### Task data

- - -

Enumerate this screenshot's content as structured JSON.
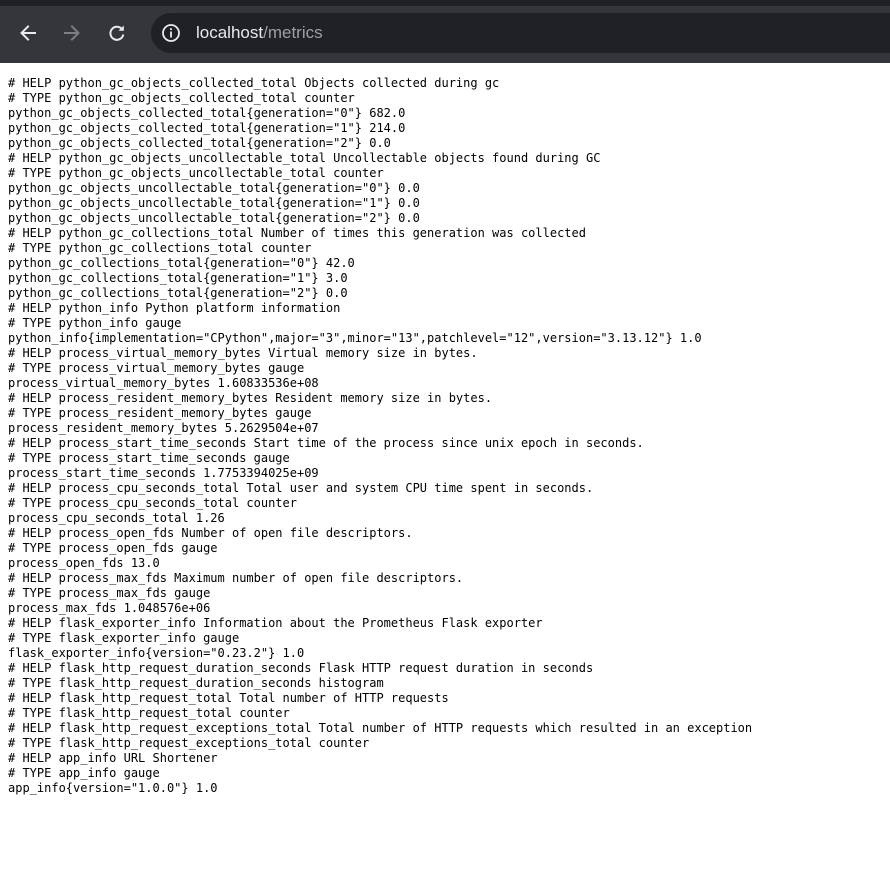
{
  "browser": {
    "url_host": "localhost",
    "url_path": "/metrics",
    "icons": {
      "back": "arrow-left-icon",
      "forward": "arrow-right-icon",
      "reload": "reload-icon",
      "site_info": "info-icon"
    }
  },
  "metrics_lines": [
    "# HELP python_gc_objects_collected_total Objects collected during gc",
    "# TYPE python_gc_objects_collected_total counter",
    "python_gc_objects_collected_total{generation=\"0\"} 682.0",
    "python_gc_objects_collected_total{generation=\"1\"} 214.0",
    "python_gc_objects_collected_total{generation=\"2\"} 0.0",
    "# HELP python_gc_objects_uncollectable_total Uncollectable objects found during GC",
    "# TYPE python_gc_objects_uncollectable_total counter",
    "python_gc_objects_uncollectable_total{generation=\"0\"} 0.0",
    "python_gc_objects_uncollectable_total{generation=\"1\"} 0.0",
    "python_gc_objects_uncollectable_total{generation=\"2\"} 0.0",
    "# HELP python_gc_collections_total Number of times this generation was collected",
    "# TYPE python_gc_collections_total counter",
    "python_gc_collections_total{generation=\"0\"} 42.0",
    "python_gc_collections_total{generation=\"1\"} 3.0",
    "python_gc_collections_total{generation=\"2\"} 0.0",
    "# HELP python_info Python platform information",
    "# TYPE python_info gauge",
    "python_info{implementation=\"CPython\",major=\"3\",minor=\"13\",patchlevel=\"12\",version=\"3.13.12\"} 1.0",
    "# HELP process_virtual_memory_bytes Virtual memory size in bytes.",
    "# TYPE process_virtual_memory_bytes gauge",
    "process_virtual_memory_bytes 1.60833536e+08",
    "# HELP process_resident_memory_bytes Resident memory size in bytes.",
    "# TYPE process_resident_memory_bytes gauge",
    "process_resident_memory_bytes 5.2629504e+07",
    "# HELP process_start_time_seconds Start time of the process since unix epoch in seconds.",
    "# TYPE process_start_time_seconds gauge",
    "process_start_time_seconds 1.7753394025e+09",
    "# HELP process_cpu_seconds_total Total user and system CPU time spent in seconds.",
    "# TYPE process_cpu_seconds_total counter",
    "process_cpu_seconds_total 1.26",
    "# HELP process_open_fds Number of open file descriptors.",
    "# TYPE process_open_fds gauge",
    "process_open_fds 13.0",
    "# HELP process_max_fds Maximum number of open file descriptors.",
    "# TYPE process_max_fds gauge",
    "process_max_fds 1.048576e+06",
    "# HELP flask_exporter_info Information about the Prometheus Flask exporter",
    "# TYPE flask_exporter_info gauge",
    "flask_exporter_info{version=\"0.23.2\"} 1.0",
    "# HELP flask_http_request_duration_seconds Flask HTTP request duration in seconds",
    "# TYPE flask_http_request_duration_seconds histogram",
    "# HELP flask_http_request_total Total number of HTTP requests",
    "# TYPE flask_http_request_total counter",
    "# HELP flask_http_request_exceptions_total Total number of HTTP requests which resulted in an exception",
    "# TYPE flask_http_request_exceptions_total counter",
    "# HELP app_info URL Shortener",
    "# TYPE app_info gauge",
    "app_info{version=\"1.0.0\"} 1.0"
  ]
}
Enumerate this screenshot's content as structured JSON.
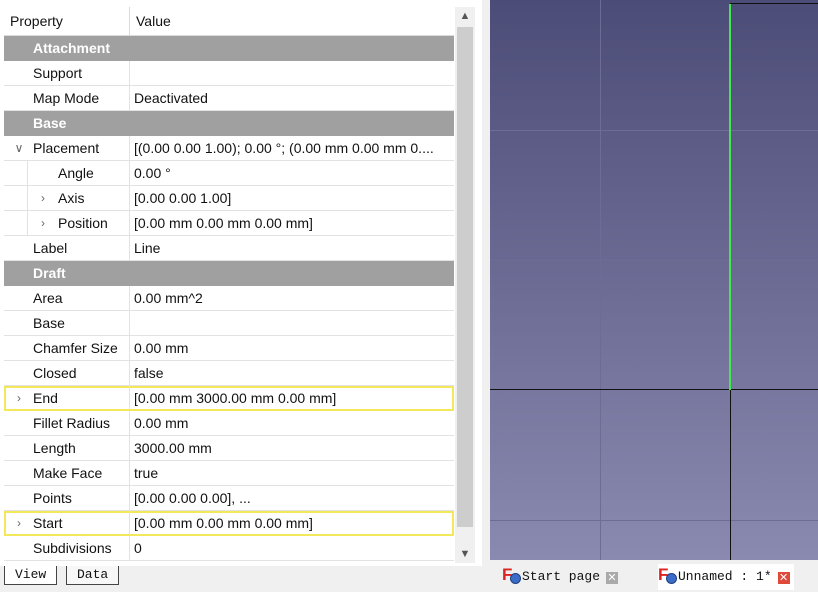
{
  "header": {
    "property": "Property",
    "value": "Value"
  },
  "rows": [
    {
      "kind": "group",
      "name": "Attachment"
    },
    {
      "kind": "prop",
      "name": "Support",
      "value": ""
    },
    {
      "kind": "prop",
      "name": "Map Mode",
      "value": "Deactivated"
    },
    {
      "kind": "group",
      "name": "Base"
    },
    {
      "kind": "prop",
      "name": "Placement",
      "value": "[(0.00 0.00 1.00); 0.00 °; (0.00 mm  0.00 mm  0....",
      "expander": "expanded"
    },
    {
      "kind": "child",
      "name": "Angle",
      "value": "0.00 °"
    },
    {
      "kind": "child",
      "name": "Axis",
      "value": "[0.00 0.00 1.00]",
      "expander": "collapsed"
    },
    {
      "kind": "child",
      "name": "Position",
      "value": "[0.00 mm  0.00 mm  0.00 mm]",
      "expander": "collapsed"
    },
    {
      "kind": "prop",
      "name": "Label",
      "value": "Line"
    },
    {
      "kind": "group",
      "name": "Draft"
    },
    {
      "kind": "prop",
      "name": "Area",
      "value": "0.00 mm^2"
    },
    {
      "kind": "prop",
      "name": "Base",
      "value": ""
    },
    {
      "kind": "prop",
      "name": "Chamfer Size",
      "value": "0.00 mm"
    },
    {
      "kind": "prop",
      "name": "Closed",
      "value": "false"
    },
    {
      "kind": "prop",
      "name": "End",
      "value": "[0.00 mm  3000.00 mm  0.00 mm]",
      "expander": "collapsed",
      "highlighted": true
    },
    {
      "kind": "prop",
      "name": "Fillet Radius",
      "value": "0.00 mm"
    },
    {
      "kind": "prop",
      "name": "Length",
      "value": "3000.00 mm"
    },
    {
      "kind": "prop",
      "name": "Make Face",
      "value": "true"
    },
    {
      "kind": "prop",
      "name": "Points",
      "value": "[0.00 0.00 0.00], ..."
    },
    {
      "kind": "prop",
      "name": "Start",
      "value": "[0.00 mm  0.00 mm  0.00 mm]",
      "expander": "collapsed",
      "highlighted": true
    },
    {
      "kind": "prop",
      "name": "Subdivisions",
      "value": "0"
    }
  ],
  "panel_tabs": {
    "view": "View",
    "data": "Data"
  },
  "doc_tabs": {
    "start": "Start page",
    "unnamed": "Unnamed : 1*"
  },
  "colors": {
    "group_header": "#a0a0a0",
    "highlight": "#f2e85a",
    "line": "#43e84a"
  }
}
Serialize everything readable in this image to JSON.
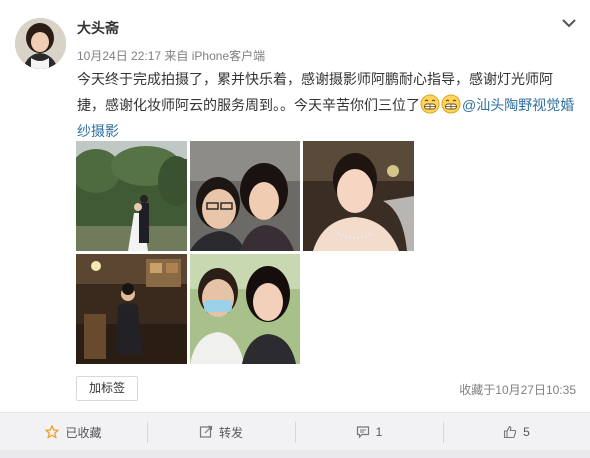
{
  "post": {
    "username": "大头斋",
    "timestamp": "10月24日 22:17",
    "source_prefix": "来自",
    "source": "iPhone客户端",
    "text_part1": "今天终于完成拍摄了，累并快乐着，感谢摄影师阿鹏耐心指导，感谢灯光师阿捷，感谢化妆师阿云的服务周到。。今天辛苦你们三位了",
    "mention": "@汕头陶野视觉婚纱摄影",
    "emoji": "grin-emoji"
  },
  "photos": [
    {
      "name": "photo-couple-garden"
    },
    {
      "name": "photo-selfie-couple"
    },
    {
      "name": "photo-bride-portrait"
    },
    {
      "name": "photo-man-seated"
    },
    {
      "name": "photo-two-women"
    }
  ],
  "tag_button": "加标签",
  "favorited_time": "收藏于10月27日10:35",
  "actions": {
    "favorite": "已收藏",
    "repost": "转发",
    "comment": "1",
    "like": "5"
  },
  "icons": {
    "favorite": "star-icon",
    "repost": "repost-icon",
    "comment": "comment-icon",
    "like": "thumbs-up-icon",
    "menu": "chevron-down-icon"
  },
  "colors": {
    "link": "#2f6f9f",
    "favorite_star": "#f0a030",
    "action_bar": "#f2f2f5"
  }
}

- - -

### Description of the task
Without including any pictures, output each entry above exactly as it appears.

### Answer to this problem
Enumerate this screenshot's content as structured JSON.
{
  "browser": {
    "url_host": "localhost",
    "url_path": "/metrics",
    "icons": {
      "back": "arrow-left-icon",
      "forward": "arrow-right-icon",
      "reload": "reload-icon",
      "site_info": "info-icon"
    }
  },
  "metrics_lines": [
    "# HELP python_gc_objects_collected_total Objects collected during gc",
    "# TYPE python_gc_objects_collected_total counter",
    "python_gc_objects_collected_total{generation=\"0\"} 682.0",
    "python_gc_objects_collected_total{generation=\"1\"} 214.0",
    "python_gc_objects_collected_total{generation=\"2\"} 0.0",
    "# HELP python_gc_objects_uncollectable_total Uncollectable objects found during GC",
    "# TYPE python_gc_objects_uncollectable_total counter",
    "python_gc_objects_uncollectable_total{generation=\"0\"} 0.0",
    "python_gc_objects_uncollectable_total{generation=\"1\"} 0.0",
    "python_gc_objects_uncollectable_total{generation=\"2\"} 0.0",
    "# HELP python_gc_collections_total Number of times this generation was collected",
    "# TYPE python_gc_collections_total counter",
    "python_gc_collections_total{generation=\"0\"} 42.0",
    "python_gc_collections_total{generation=\"1\"} 3.0",
    "python_gc_collections_total{generation=\"2\"} 0.0",
    "# HELP python_info Python platform information",
    "# TYPE python_info gauge",
    "python_info{implementation=\"CPython\",major=\"3\",minor=\"13\",patchlevel=\"12\",version=\"3.13.12\"} 1.0",
    "# HELP process_virtual_memory_bytes Virtual memory size in bytes.",
    "# TYPE process_virtual_memory_bytes gauge",
    "process_virtual_memory_bytes 1.60833536e+08",
    "# HELP process_resident_memory_bytes Resident memory size in bytes.",
    "# TYPE process_resident_memory_bytes gauge",
    "process_resident_memory_bytes 5.2629504e+07",
    "# HELP process_start_time_seconds Start time of the process since unix epoch in seconds.",
    "# TYPE process_start_time_seconds gauge",
    "process_start_time_seconds 1.7753394025e+09",
    "# HELP process_cpu_seconds_total Total user and system CPU time spent in seconds.",
    "# TYPE process_cpu_seconds_total counter",
    "process_cpu_seconds_total 1.26",
    "# HELP process_open_fds Number of open file descriptors.",
    "# TYPE process_open_fds gauge",
    "process_open_fds 13.0",
    "# HELP process_max_fds Maximum number of open file descriptors.",
    "# TYPE process_max_fds gauge",
    "process_max_fds 1.048576e+06",
    "# HELP flask_exporter_info Information about the Prometheus Flask exporter",
    "# TYPE flask_exporter_info gauge",
    "flask_exporter_info{version=\"0.23.2\"} 1.0",
    "# HELP flask_http_request_duration_seconds Flask HTTP request duration in seconds",
    "# TYPE flask_http_request_duration_seconds histogram",
    "# HELP flask_http_request_total Total number of HTTP requests",
    "# TYPE flask_http_request_total counter",
    "# HELP flask_http_request_exceptions_total Total number of HTTP requests which resulted in an exception",
    "# TYPE flask_http_request_exceptions_total counter",
    "# HELP app_info URL Shortener",
    "# TYPE app_info gauge",
    "app_info{version=\"1.0.0\"} 1.0"
  ]
}
Enumerate this screenshot's content as structured JSON.
{
  "header": {
    "property": "Property",
    "value": "Value"
  },
  "rows": [
    {
      "kind": "group",
      "name": "Attachment"
    },
    {
      "kind": "prop",
      "name": "Support",
      "value": ""
    },
    {
      "kind": "prop",
      "name": "Map Mode",
      "value": "Deactivated"
    },
    {
      "kind": "group",
      "name": "Base"
    },
    {
      "kind": "prop",
      "name": "Placement",
      "value": "[(0.00 0.00 1.00); 0.00 °; (0.00 mm  0.00 mm  0....",
      "expander": "expanded"
    },
    {
      "kind": "child",
      "name": "Angle",
      "value": "0.00 °"
    },
    {
      "kind": "child",
      "name": "Axis",
      "value": "[0.00 0.00 1.00]",
      "expander": "collapsed"
    },
    {
      "kind": "child",
      "name": "Position",
      "value": "[0.00 mm  0.00 mm  0.00 mm]",
      "expander": "collapsed"
    },
    {
      "kind": "prop",
      "name": "Label",
      "value": "Line"
    },
    {
      "kind": "group",
      "name": "Draft"
    },
    {
      "kind": "prop",
      "name": "Area",
      "value": "0.00 mm^2"
    },
    {
      "kind": "prop",
      "name": "Base",
      "value": ""
    },
    {
      "kind": "prop",
      "name": "Chamfer Size",
      "value": "0.00 mm"
    },
    {
      "kind": "prop",
      "name": "Closed",
      "value": "false"
    },
    {
      "kind": "prop",
      "name": "End",
      "value": "[0.00 mm  3000.00 mm  0.00 mm]",
      "expander": "collapsed",
      "highlighted": true
    },
    {
      "kind": "prop",
      "name": "Fillet Radius",
      "value": "0.00 mm"
    },
    {
      "kind": "prop",
      "name": "Length",
      "value": "3000.00 mm"
    },
    {
      "kind": "prop",
      "name": "Make Face",
      "value": "true"
    },
    {
      "kind": "prop",
      "name": "Points",
      "value": "[0.00 0.00 0.00], ..."
    },
    {
      "kind": "prop",
      "name": "Start",
      "value": "[0.00 mm  0.00 mm  0.00 mm]",
      "expander": "collapsed",
      "highlighted": true
    },
    {
      "kind": "prop",
      "name": "Subdivisions",
      "value": "0"
    }
  ],
  "panel_tabs": {
    "view": "View",
    "data": "Data"
  },
  "doc_tabs": {
    "start": "Start page",
    "unnamed": "Unnamed : 1*"
  },
  "colors": {
    "group_header": "#a0a0a0",
    "highlight": "#f2e85a",
    "line": "#43e84a"
  }
}
Serialize everything readable in this image to JSON.
{
  "post": {
    "username": "大头斋",
    "timestamp": "10月24日 22:17",
    "source_prefix": "来自",
    "source": "iPhone客户端",
    "text_part1": "今天终于完成拍摄了，累并快乐着，感谢摄影师阿鹏耐心指导，感谢灯光师阿捷，感谢化妆师阿云的服务周到。。今天辛苦你们三位了",
    "mention": "@汕头陶野视觉婚纱摄影",
    "emoji": "grin-emoji"
  },
  "photos": [
    {
      "name": "photo-couple-garden"
    },
    {
      "name": "photo-selfie-couple"
    },
    {
      "name": "photo-bride-portrait"
    },
    {
      "name": "photo-man-seated"
    },
    {
      "name": "photo-two-women"
    }
  ],
  "tag_button": "加标签",
  "favorited_time": "收藏于10月27日10:35",
  "actions": {
    "favorite": "已收藏",
    "repost": "转发",
    "comment": "1",
    "like": "5"
  },
  "icons": {
    "favorite": "star-icon",
    "repost": "repost-icon",
    "comment": "comment-icon",
    "like": "thumbs-up-icon",
    "menu": "chevron-down-icon"
  },
  "colors": {
    "link": "#2f6f9f",
    "favorite_star": "#f0a030",
    "action_bar": "#f2f2f5"
  }
}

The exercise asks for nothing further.